“Remember the Sabbath Day, to keep it holy.”—EXODUS xx. 8.
THERE is a subject in the present day which demands the serious attention of all professing Christians in Great Britain. That subject is the Christian Sabbath, or Lord’s Day.
It is a subject which is forced upon our notice, whether we like it or not. The minds of Englishmen are agitated by questions arising out of it. “Is the observance of a Sabbath binding on Christians? Have we any right to tell a man that to do his business or seek his pleasure on a Sunday is a sin? Is it desirable to open places of public amusement on the Lord’s Day?” All these are questions which are continually asked. They are questions to which we ought to be able to give a decided answer.

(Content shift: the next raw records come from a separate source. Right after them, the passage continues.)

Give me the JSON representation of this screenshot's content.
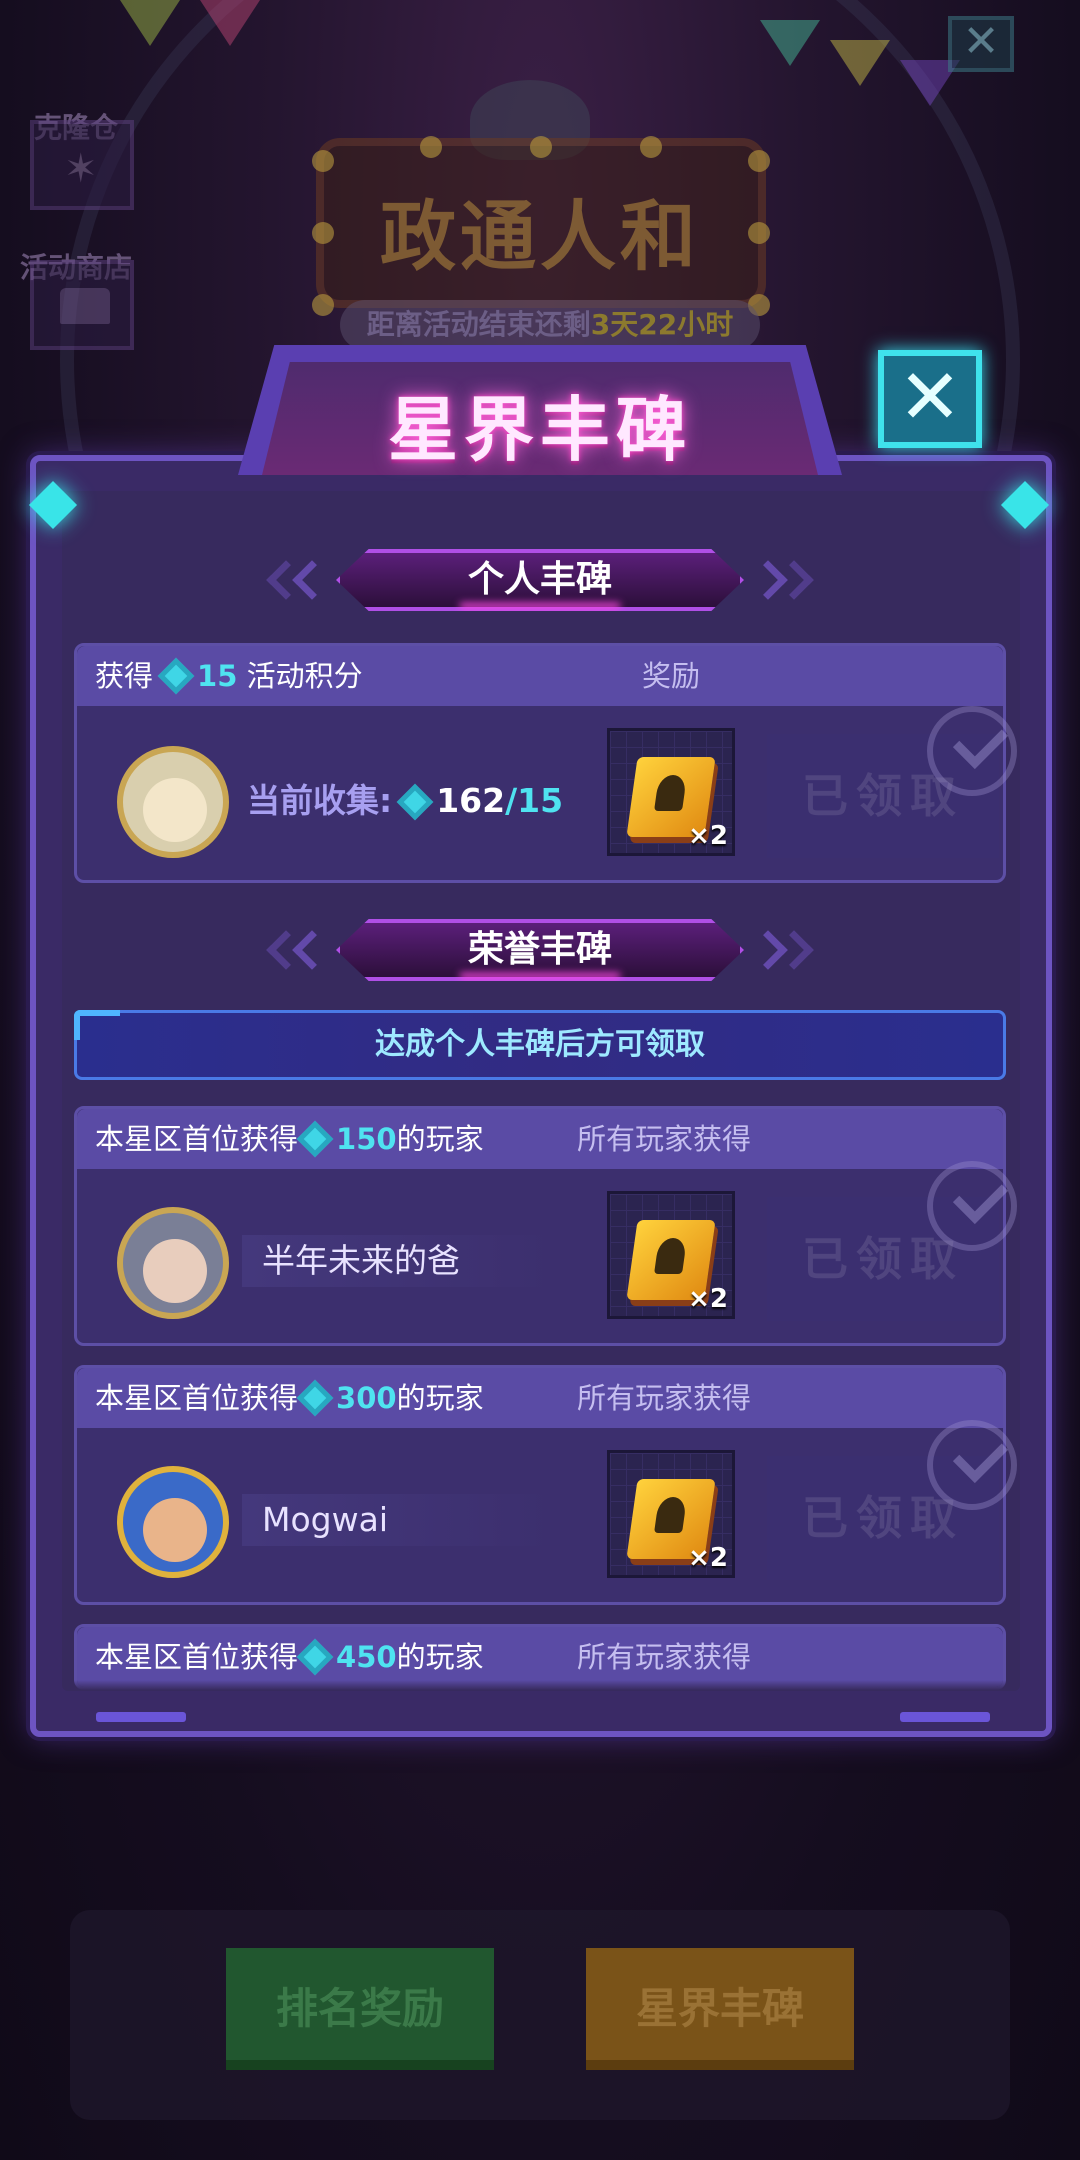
{
  "background": {
    "side_buttons": [
      {
        "label": "克隆仓",
        "icon": "dna-icon"
      },
      {
        "label": "活动商店",
        "icon": "shop-icon"
      }
    ],
    "title": "政通人和",
    "countdown_prefix": "距离活动结束还剩",
    "countdown_value": "3天22小时",
    "close_glyph": "✕",
    "bottom_buttons": [
      {
        "label": "排名奖励",
        "color": "#21572f"
      },
      {
        "label": "星界丰碑",
        "color": "#7a5318"
      }
    ]
  },
  "modal": {
    "title": "星界丰碑",
    "close_glyph": "✕",
    "accent_color": "#6d54c2"
  },
  "personal": {
    "section_title": "个人丰碑",
    "head_prefix": "获得",
    "head_value": "15",
    "head_suffix": "活动积分",
    "reward_label": "奖励",
    "collect_label": "当前收集:",
    "collect_value": "162",
    "collect_goal": "/15",
    "item_count": "×2",
    "claim_label": "已领取"
  },
  "honor": {
    "section_title": "荣誉丰碑",
    "notice": "达成个人丰碑后方可领取",
    "rows": [
      {
        "prefix": "本星区首位获得",
        "value": "150",
        "suffix": "的玩家",
        "reward_label": "所有玩家获得",
        "player": "半年未来的爸",
        "item_count": "×2",
        "claim_label": "已领取"
      },
      {
        "prefix": "本星区首位获得",
        "value": "300",
        "suffix": "的玩家",
        "reward_label": "所有玩家获得",
        "player": "Mogwai",
        "item_count": "×2",
        "claim_label": "已领取"
      },
      {
        "prefix": "本星区首位获得",
        "value": "450",
        "suffix": "的玩家",
        "reward_label": "所有玩家获得"
      }
    ]
  },
  "colors": {
    "gem": "#3fd6e6",
    "highlight_number": "#4fe3f0",
    "claimed_text": "#50457f"
  }
}
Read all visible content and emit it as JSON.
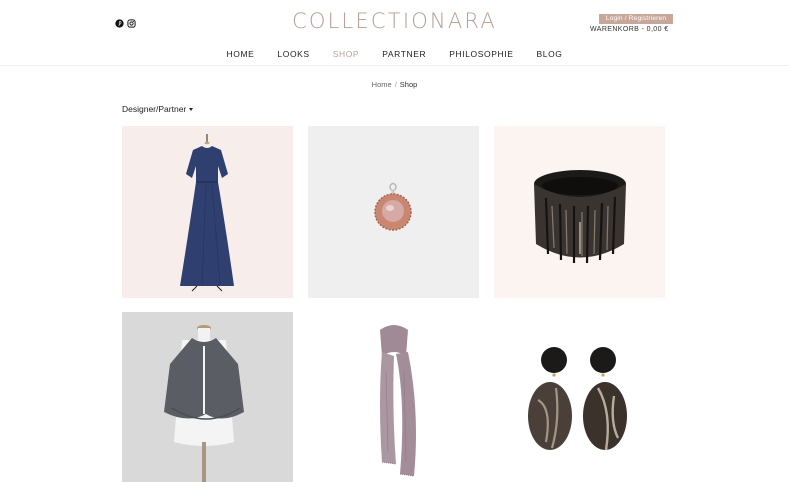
{
  "brand": {
    "logo_text": "COLLECTIONARA",
    "logo_color": "#b79d92"
  },
  "social": [
    {
      "icon": "pinterest-icon"
    },
    {
      "icon": "instagram-icon"
    }
  ],
  "account": {
    "login_label": "Login / Registrieren",
    "cart_label": "WARENKORB - 0,00 €"
  },
  "nav": {
    "items": [
      {
        "label": "HOME"
      },
      {
        "label": "LOOKS"
      },
      {
        "label": "SHOP"
      },
      {
        "label": "PARTNER"
      },
      {
        "label": "PHILOSOPHIE"
      },
      {
        "label": "BLOG"
      }
    ],
    "active": "SHOP",
    "active_color": "#b9a49b"
  },
  "breadcrumb": {
    "home": "Home",
    "separator": "/",
    "current": "Shop"
  },
  "filter": {
    "label": "Designer/Partner",
    "icon": "caret-down-icon"
  },
  "products": [
    {
      "name": "product-dress",
      "background": "#f7eeec",
      "depicts": "navy-long-dress"
    },
    {
      "name": "product-pendant",
      "background": "#efefef",
      "depicts": "rose-quartz-pendant"
    },
    {
      "name": "product-bracelet",
      "background": "#fbf4f1",
      "depicts": "horn-bracelet"
    },
    {
      "name": "product-cape",
      "background": "#d9d9d9",
      "depicts": "grey-cape"
    },
    {
      "name": "product-scarf",
      "background": "#ffffff",
      "depicts": "mauve-scarf"
    },
    {
      "name": "product-earrings",
      "background": "#ffffff",
      "depicts": "horn-earrings"
    }
  ]
}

The subject is one on which “divers and strange doctrines” abound. Statements are continually made about Sunday, both by speakers and writers, which plain unsophisticated readers of the Bible find it impossible to reconcile with the Word of God. If these statements proceeded only from the ignorant and irreligious part of the world, the defenders of the Sabbath would have no reason to be surprised. But they may well wonder when they find educated and religious persons among their adversaries. It is a melancholy truth that in some quarters the Sabbath is wounded by those who ought to be its best friends.

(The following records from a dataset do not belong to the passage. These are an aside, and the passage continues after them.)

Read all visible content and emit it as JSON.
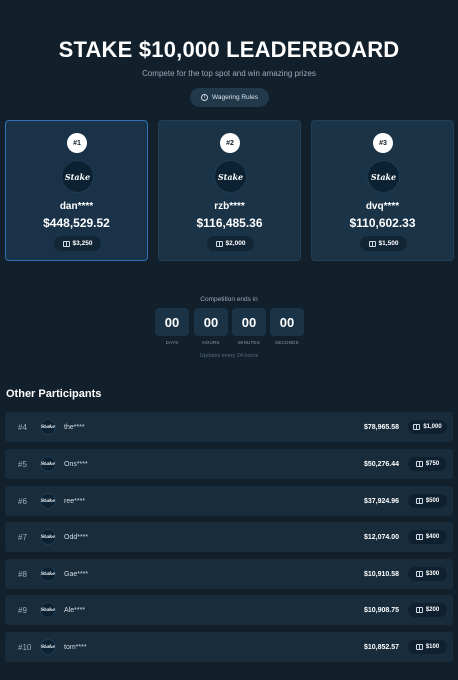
{
  "header": {
    "title": "STAKE $10,000 LEADERBOARD",
    "subtitle": "Compete for the top spot and win amazing prizes",
    "rules_button": "Wagering Rules"
  },
  "podium": [
    {
      "rank": "#1",
      "logo": "Stake",
      "name": "dan****",
      "amount": "$448,529.52",
      "prize": "$3,250"
    },
    {
      "rank": "#2",
      "logo": "Stake",
      "name": "rzb****",
      "amount": "$116,485.36",
      "prize": "$2,000"
    },
    {
      "rank": "#3",
      "logo": "Stake",
      "name": "dvq****",
      "amount": "$110,602.33",
      "prize": "$1,500"
    }
  ],
  "countdown": {
    "label": "Competition ends in",
    "units": [
      {
        "value": "00",
        "label": "DAYS"
      },
      {
        "value": "00",
        "label": "HOURS"
      },
      {
        "value": "00",
        "label": "MINUTES"
      },
      {
        "value": "00",
        "label": "SECONDS"
      }
    ],
    "note": "Updates every 24 hours"
  },
  "others": {
    "title": "Other Participants",
    "rows": [
      {
        "rank": "#4",
        "logo": "Stake",
        "name": "the****",
        "amount": "$78,965.58",
        "prize": "$1,000"
      },
      {
        "rank": "#5",
        "logo": "Stake",
        "name": "Ons****",
        "amount": "$50,276.44",
        "prize": "$750"
      },
      {
        "rank": "#6",
        "logo": "Stake",
        "name": "ree****",
        "amount": "$37,924.96",
        "prize": "$500"
      },
      {
        "rank": "#7",
        "logo": "Stake",
        "name": "Odd****",
        "amount": "$12,074.00",
        "prize": "$400"
      },
      {
        "rank": "#8",
        "logo": "Stake",
        "name": "Gae****",
        "amount": "$10,910.58",
        "prize": "$300"
      },
      {
        "rank": "#9",
        "logo": "Stake",
        "name": "Ale****",
        "amount": "$10,908.75",
        "prize": "$200"
      },
      {
        "rank": "#10",
        "logo": "Stake",
        "name": "tom****",
        "amount": "$10,852.57",
        "prize": "$100"
      }
    ]
  },
  "colors": {
    "background": "#12202c",
    "card": "#1b3346",
    "first_place_border": "#2f71b4",
    "row": "#182c3c"
  },
  "icons": {
    "rules": "info-icon",
    "prize": "gift-icon"
  }
}
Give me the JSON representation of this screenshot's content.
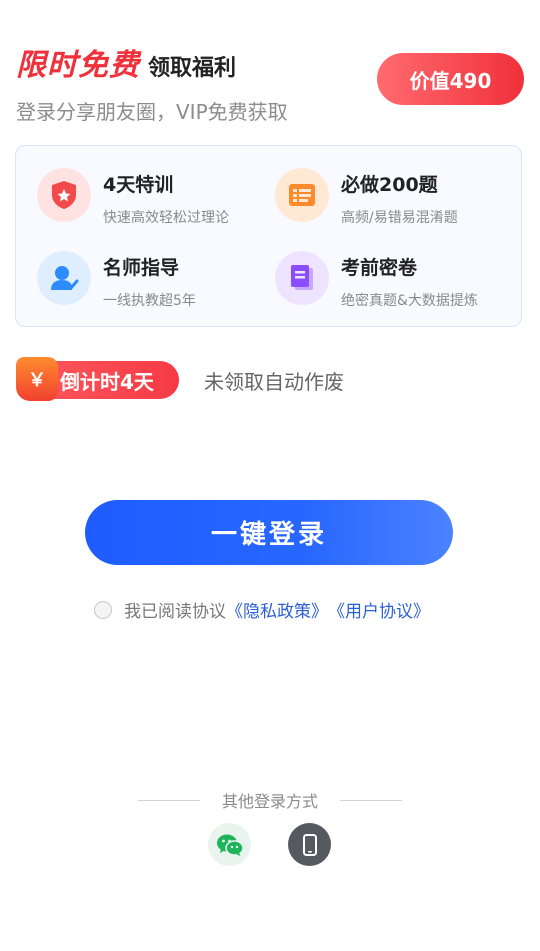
{
  "header": {
    "promo_title": "限时免费",
    "promo_subtitle": "领取福利",
    "promo_desc": "登录分享朋友圈，VIP免费获取",
    "value_badge": "价值490"
  },
  "benefits": [
    {
      "title": "4天特训",
      "desc": "快速高效轻松过理论",
      "icon": "shield-star-icon",
      "color": "#f24a4a"
    },
    {
      "title": "必做200题",
      "desc": "高频/易错易混淆题",
      "icon": "ticket-list-icon",
      "color": "#ff8a2b"
    },
    {
      "title": "名师指导",
      "desc": "一线执教超5年",
      "icon": "teacher-icon",
      "color": "#2d8cff"
    },
    {
      "title": "考前密卷",
      "desc": "绝密真题&大数据提炼",
      "icon": "exam-paper-icon",
      "color": "#8a4dff"
    }
  ],
  "countdown": {
    "yen_symbol": "￥",
    "label": "倒计时4天",
    "expire_note": "未领取自动作废"
  },
  "login": {
    "button_label": "一键登录"
  },
  "agreement": {
    "prefix": "我已阅读协议",
    "privacy_link": "《隐私政策》",
    "user_link": "《用户协议》"
  },
  "other_login": {
    "label": "其他登录方式",
    "methods": [
      "wechat-icon",
      "phone-icon"
    ]
  },
  "colors": {
    "accent_red": "#f0303a",
    "primary_blue": "#2563ff",
    "link_blue": "#2b5fd9"
  }
}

BY THE LATE BISHOP
JOHN CHARLES RYLE, D.D.
A Psalm of praise.
Make a joyful noise unto the LORD, all ye lands.
Serve the LORD with gladness: come before his presence with singing.
Know ye that the LORD he is God: it is he that hath made us, and not we ourselves; we are his people, and the heep of his pasture.

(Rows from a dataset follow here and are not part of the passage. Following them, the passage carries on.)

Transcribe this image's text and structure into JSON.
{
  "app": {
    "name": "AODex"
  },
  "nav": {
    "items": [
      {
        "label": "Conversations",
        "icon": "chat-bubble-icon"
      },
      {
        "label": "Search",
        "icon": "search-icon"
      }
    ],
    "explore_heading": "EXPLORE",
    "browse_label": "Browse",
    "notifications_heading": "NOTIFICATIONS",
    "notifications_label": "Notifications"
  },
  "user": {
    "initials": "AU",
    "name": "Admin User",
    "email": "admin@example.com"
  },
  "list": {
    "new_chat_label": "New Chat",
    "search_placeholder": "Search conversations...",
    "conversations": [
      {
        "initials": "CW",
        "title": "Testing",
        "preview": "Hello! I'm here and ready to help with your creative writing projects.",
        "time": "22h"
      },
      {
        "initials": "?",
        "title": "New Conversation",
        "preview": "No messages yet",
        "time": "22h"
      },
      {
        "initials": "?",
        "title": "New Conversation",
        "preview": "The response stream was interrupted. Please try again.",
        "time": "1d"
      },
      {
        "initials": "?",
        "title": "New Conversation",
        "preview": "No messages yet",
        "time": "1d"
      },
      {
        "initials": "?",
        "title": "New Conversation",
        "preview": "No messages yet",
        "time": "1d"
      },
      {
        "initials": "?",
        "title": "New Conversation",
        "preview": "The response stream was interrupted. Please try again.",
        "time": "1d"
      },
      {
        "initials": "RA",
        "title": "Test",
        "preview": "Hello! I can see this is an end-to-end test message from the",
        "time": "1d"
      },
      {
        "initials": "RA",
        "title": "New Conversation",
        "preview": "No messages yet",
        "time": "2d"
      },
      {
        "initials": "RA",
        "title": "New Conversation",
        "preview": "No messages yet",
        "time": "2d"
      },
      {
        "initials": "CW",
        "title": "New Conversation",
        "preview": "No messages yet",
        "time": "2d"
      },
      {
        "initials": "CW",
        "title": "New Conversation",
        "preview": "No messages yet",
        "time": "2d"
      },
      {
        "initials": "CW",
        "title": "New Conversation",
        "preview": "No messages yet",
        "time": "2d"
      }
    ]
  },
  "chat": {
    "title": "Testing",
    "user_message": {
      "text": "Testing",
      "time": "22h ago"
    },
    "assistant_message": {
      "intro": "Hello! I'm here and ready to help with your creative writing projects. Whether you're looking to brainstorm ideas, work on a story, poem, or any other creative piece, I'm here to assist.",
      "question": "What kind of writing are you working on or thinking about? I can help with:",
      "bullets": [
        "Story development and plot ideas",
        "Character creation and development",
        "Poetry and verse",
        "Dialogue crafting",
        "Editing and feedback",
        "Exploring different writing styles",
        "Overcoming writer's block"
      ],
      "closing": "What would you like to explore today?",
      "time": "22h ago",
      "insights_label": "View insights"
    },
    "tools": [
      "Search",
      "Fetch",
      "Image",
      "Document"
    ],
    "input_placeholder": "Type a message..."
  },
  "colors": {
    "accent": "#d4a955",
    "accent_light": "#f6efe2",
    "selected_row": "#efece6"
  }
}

Enter into his gates with thanksgiving, and into his courts with praise: be thankful unto him, and bless his name.
For the LORD is good; his mercy is everlasting; and his truth endureth to all generations.